I've paid for my mistakes in bringing horned goats into our herd. Nettie almost died from a horn related injury to her udder a year & a half ago. I've also been dealt blows with those horns, and although probably unintentional, they still hurt like hell and left nasty bruises. And even though I've told Rhiannon that she is not allowed to go near the horned goats, they don't listen, especially when they suspect you may have something yummy to eat.
I've sold two of the horned goats that I acquired in the last year or so, but still had Lily & Herman the Boers, and MamaGoat, the Mini-Saanen that just so happens to now be my heaviest milker. She also happened to be the meanest little shit because she had horns...and knew how to use them, even on the bigger goats.
I was at my wit's end earlier in the kidding season. I saw MamaGoat toss other kids across the yard with those damned horns. I saw her ambush other goats and gouge them in the side, seemingly "just because". And her horns weren't the ones that rolled back behind her head. Oh no. They were straight and pointy (although they had been previously "tipped") and you'd better mind your eyeballs or there was the distinct possibility that she'd end up popping one of them out if you bent over to her and she spooked.
But darn it. She was my best milker. And apparently I'm heartless and selfish and cruel. Because I didn't butcher her or sell her to a horned herd owner; she's still on the homestead.
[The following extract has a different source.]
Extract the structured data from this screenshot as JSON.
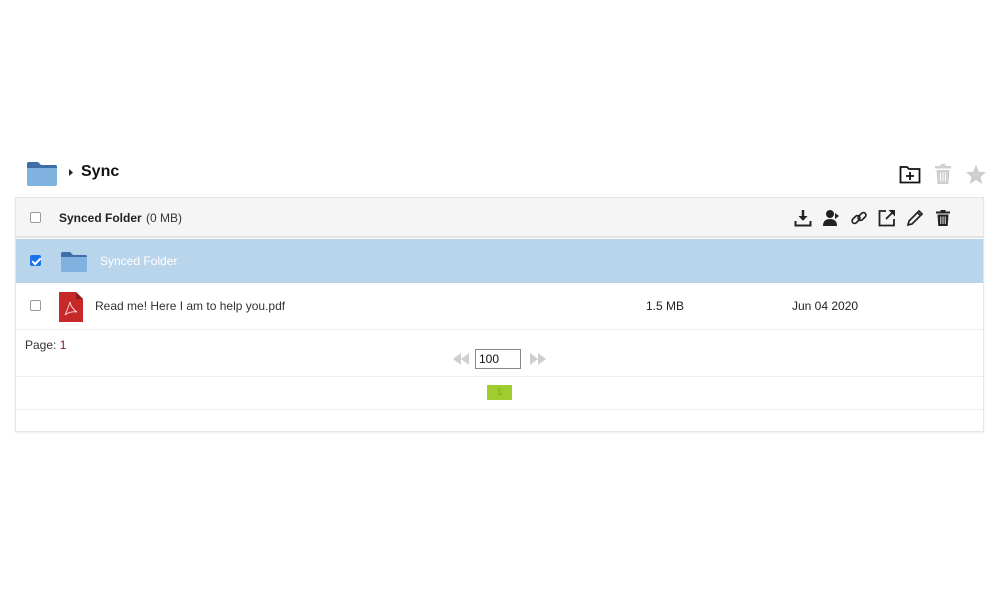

What I did was, according to some, a horrible, horrible thing. I banded her horns.
I've always said that I wanted this blog to be truthful, no matter how embarrassing or ignorant or stupid my actions (the ones that I tell you about, that is) may be. Because I honestly believe that everything is a learning opportunity. Some of those lessons are best learned personally, other best learned by other people's mistakes (say for example, swimming in shark infested waters wearing a meat necklace). So that is why I will open my blog to the shaming or finger pointing or angry comments that may ensue after this is posted. And although I am always open and willing to hear other's opinions or experiences, I will not tolerate the unoriginal comments like "You're a meanie" or "You're a murderer" kinda stuff. Because you know what? It's my blog. It's my life. And if you don't like what I'm doing you can simply unsubscribe and go look at funny cat pictures.
Heck, let's all look at funny cat pictures, no matter what you think of my blog. Because cats are awesome.
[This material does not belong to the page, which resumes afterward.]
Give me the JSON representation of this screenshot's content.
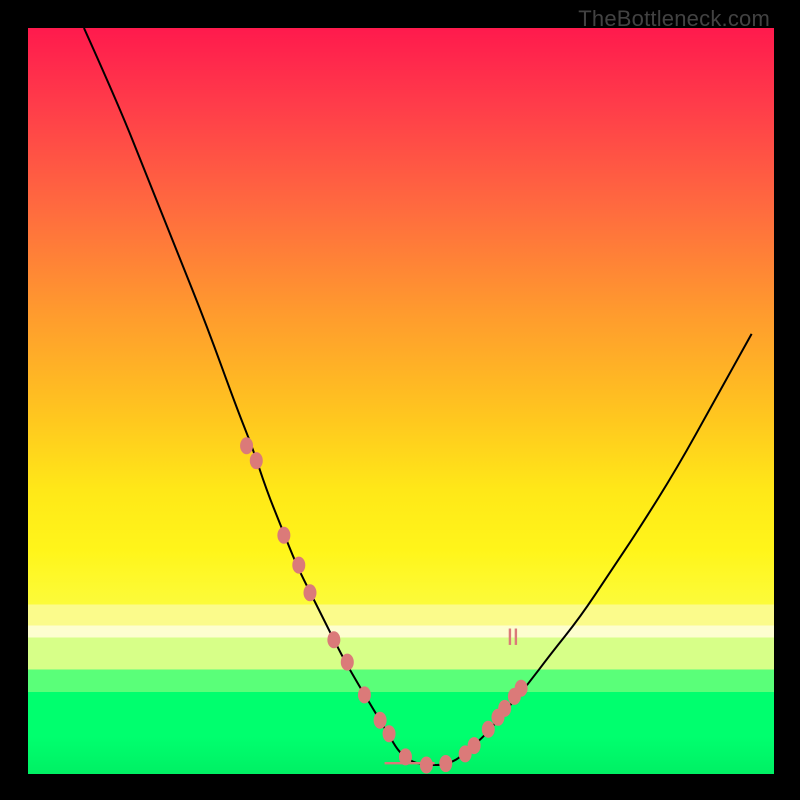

Anyways. Back to the banding.
I've read other blogs and livestock threads where people have used bands in order to remove the horns off their goats. I've mulled it over. I've agonized over it. I've gone back & forth and finally just said, "Screw it" and I had Paul help me band MamaGoat's horns.
Basically, it went like this;
During feeding time when everyone is clipped to the fence at their respective feeding stations, I held MamaGoat's head firmly while Paul used a file to make a groove in MamaGoat's horns as close to her skull as was possible. It only took a few well-placed and firm passes and a nice, bloodless groove was made into the horn. Paul then used the elastrator to slip on a castrating band and fit it into the groove. Same thing with the other side.
About four weeks later, Paul came into the house and told me that MamaGoat's horn was hanging. We both went back out there and snipped some sort of connective tissue off to release the horn. There was blood, and it looked pretty bad, but only because she's white and a small stream had dripped down her face. She was more freaked out by the hanging horn than anything. We put some blood stop powder on it and life went on. She kept to herself for the next day or so, but she was eating grain and hay as normal.
A week and a half later, I went out in the morning to milk her and she didn't come running as usual. I hand a hankering that she lost her other horn and I was correct. She was under the barn, some fresh blood on her skull, and now totally hornless. She felt well enough that I was able to tempt her from underneath the barn with some fresh greenery, she hopped up on the milk stanchion, I milked her, and life went on.
She is no longer the meanie she once was. And as of yet, I have not seen any distressing signs from the banding. Not saying that something might happen in the future. Not saying that this wasn't a traumatic event for her. Not even saying that this is what everyone should do if you don't want horns on your goat herd.
But it's what I did and it seems to have worked. I don't have to worry about Rhiannon getting her eye gouged out, I don't have to worry about MamaGoat getting her horns stuck in the cattle panel fence and I don't have to worry about baby goats being gored to death by a little goat with a big (horned) attitude.